START RECORDS FOR THIS TASK
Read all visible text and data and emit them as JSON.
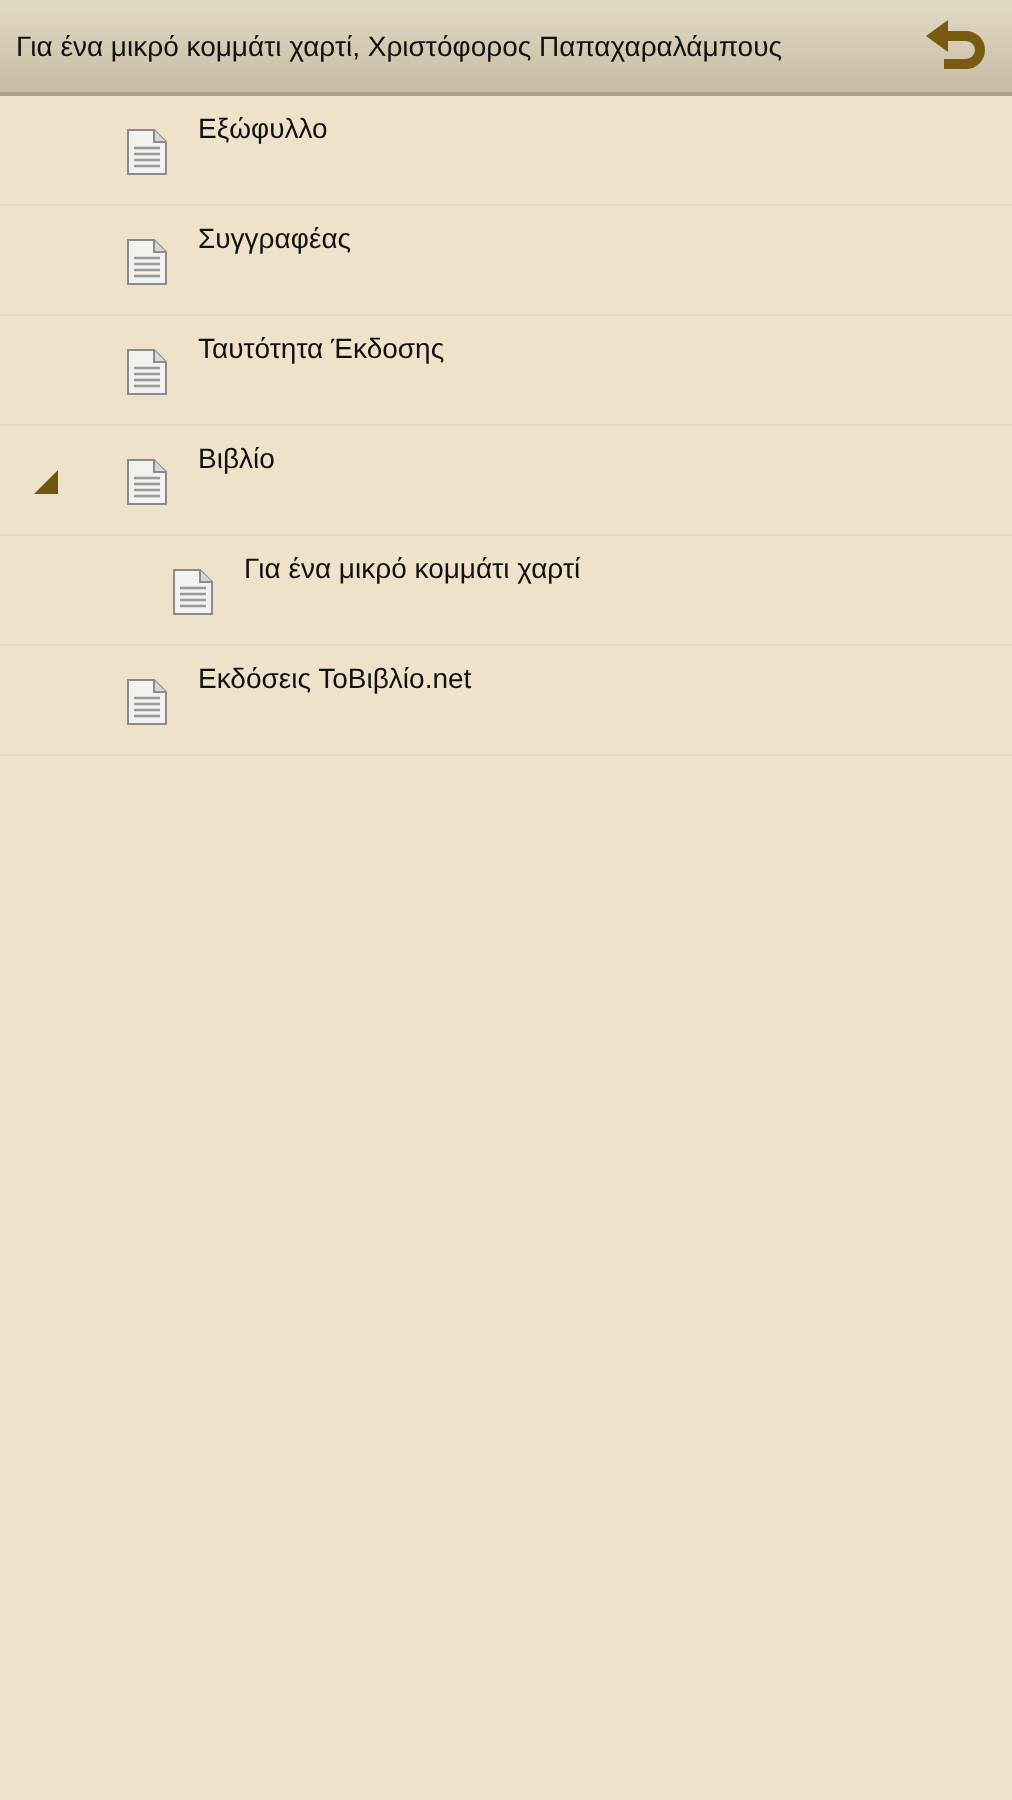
{
  "header": {
    "title": "Για ένα μικρό κομμάτι χαρτί, Χριστόφορος Παπαχαραλάμπους"
  },
  "toc": [
    {
      "label": "Εξώφυλλο"
    },
    {
      "label": "Συγγραφέας"
    },
    {
      "label": "Ταυτότητα Έκδοσης"
    },
    {
      "label": "Βιβλίο",
      "expanded": true,
      "children": [
        {
          "label": "Για ένα μικρό κομμάτι χαρτί"
        }
      ]
    },
    {
      "label": "Εκδόσεις ΤοΒιβλίο.net"
    }
  ]
}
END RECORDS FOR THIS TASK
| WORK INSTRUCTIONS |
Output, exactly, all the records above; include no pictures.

| WRITTEN ANSWER |
Read all visible text and data and emit them as JSON.
{
  "header": {
    "title": "Για ένα μικρό κομμάτι χαρτί, Χριστόφορος Παπαχαραλάμπους"
  },
  "toc": [
    {
      "label": "Εξώφυλλο"
    },
    {
      "label": "Συγγραφέας"
    },
    {
      "label": "Ταυτότητα Έκδοσης"
    },
    {
      "label": "Βιβλίο",
      "expanded": true,
      "children": [
        {
          "label": "Για ένα μικρό κομμάτι χαρτί"
        }
      ]
    },
    {
      "label": "Εκδόσεις ΤοΒιβλίο.net"
    }
  ]
}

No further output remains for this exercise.